*** MATERIAL PROVIDED ***

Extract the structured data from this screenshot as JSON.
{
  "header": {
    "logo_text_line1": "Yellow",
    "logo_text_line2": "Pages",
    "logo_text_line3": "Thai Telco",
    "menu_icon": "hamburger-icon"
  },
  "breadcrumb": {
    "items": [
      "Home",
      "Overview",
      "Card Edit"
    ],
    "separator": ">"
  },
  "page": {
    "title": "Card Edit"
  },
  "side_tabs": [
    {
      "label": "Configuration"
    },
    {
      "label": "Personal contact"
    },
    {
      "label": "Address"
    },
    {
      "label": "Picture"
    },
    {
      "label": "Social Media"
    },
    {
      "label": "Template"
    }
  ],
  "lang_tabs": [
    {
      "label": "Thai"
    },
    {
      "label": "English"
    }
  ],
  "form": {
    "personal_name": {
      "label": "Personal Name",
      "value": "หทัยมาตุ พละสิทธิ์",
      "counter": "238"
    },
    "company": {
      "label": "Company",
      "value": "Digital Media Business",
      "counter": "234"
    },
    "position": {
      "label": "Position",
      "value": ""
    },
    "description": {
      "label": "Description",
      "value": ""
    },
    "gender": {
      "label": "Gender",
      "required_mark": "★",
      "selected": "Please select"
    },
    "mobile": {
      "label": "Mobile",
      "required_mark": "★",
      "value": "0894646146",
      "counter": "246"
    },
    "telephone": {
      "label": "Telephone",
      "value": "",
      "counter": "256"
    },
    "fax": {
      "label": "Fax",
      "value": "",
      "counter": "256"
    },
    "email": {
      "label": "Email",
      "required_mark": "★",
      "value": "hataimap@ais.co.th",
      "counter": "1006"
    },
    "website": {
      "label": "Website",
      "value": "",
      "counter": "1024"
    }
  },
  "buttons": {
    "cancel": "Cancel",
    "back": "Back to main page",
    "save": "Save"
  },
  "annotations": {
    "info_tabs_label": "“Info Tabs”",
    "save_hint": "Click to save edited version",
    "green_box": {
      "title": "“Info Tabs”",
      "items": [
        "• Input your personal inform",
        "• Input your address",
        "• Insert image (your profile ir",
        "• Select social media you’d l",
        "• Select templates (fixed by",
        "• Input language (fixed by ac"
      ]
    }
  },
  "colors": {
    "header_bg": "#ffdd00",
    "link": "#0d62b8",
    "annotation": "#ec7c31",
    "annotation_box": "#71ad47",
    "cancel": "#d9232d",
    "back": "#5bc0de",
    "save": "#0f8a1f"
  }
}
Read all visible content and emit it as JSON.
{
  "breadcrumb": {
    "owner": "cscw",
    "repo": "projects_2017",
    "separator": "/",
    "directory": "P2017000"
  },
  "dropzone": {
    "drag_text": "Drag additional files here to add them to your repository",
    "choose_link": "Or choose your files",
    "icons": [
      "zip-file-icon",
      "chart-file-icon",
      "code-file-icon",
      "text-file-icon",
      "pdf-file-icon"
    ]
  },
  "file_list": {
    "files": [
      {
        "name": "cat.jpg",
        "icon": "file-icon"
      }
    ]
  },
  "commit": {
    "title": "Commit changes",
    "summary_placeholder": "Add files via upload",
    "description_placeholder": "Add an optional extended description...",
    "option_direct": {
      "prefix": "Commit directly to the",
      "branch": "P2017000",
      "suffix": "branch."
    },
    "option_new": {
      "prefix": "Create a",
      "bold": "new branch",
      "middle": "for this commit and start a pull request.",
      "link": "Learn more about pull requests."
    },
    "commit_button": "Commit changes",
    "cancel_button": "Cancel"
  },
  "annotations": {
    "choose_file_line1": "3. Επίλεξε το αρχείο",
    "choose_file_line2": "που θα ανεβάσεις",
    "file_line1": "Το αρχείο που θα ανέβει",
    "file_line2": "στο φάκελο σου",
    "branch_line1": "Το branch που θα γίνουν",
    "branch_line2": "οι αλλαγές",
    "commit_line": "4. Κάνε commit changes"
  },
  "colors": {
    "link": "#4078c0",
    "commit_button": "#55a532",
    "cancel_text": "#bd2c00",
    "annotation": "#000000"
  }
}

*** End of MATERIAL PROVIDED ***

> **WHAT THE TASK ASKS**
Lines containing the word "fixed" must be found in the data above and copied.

> **SOLUTION TO THIS TASK**
        "• Select templates (fixed by",
        "• Input language (fixed by ac"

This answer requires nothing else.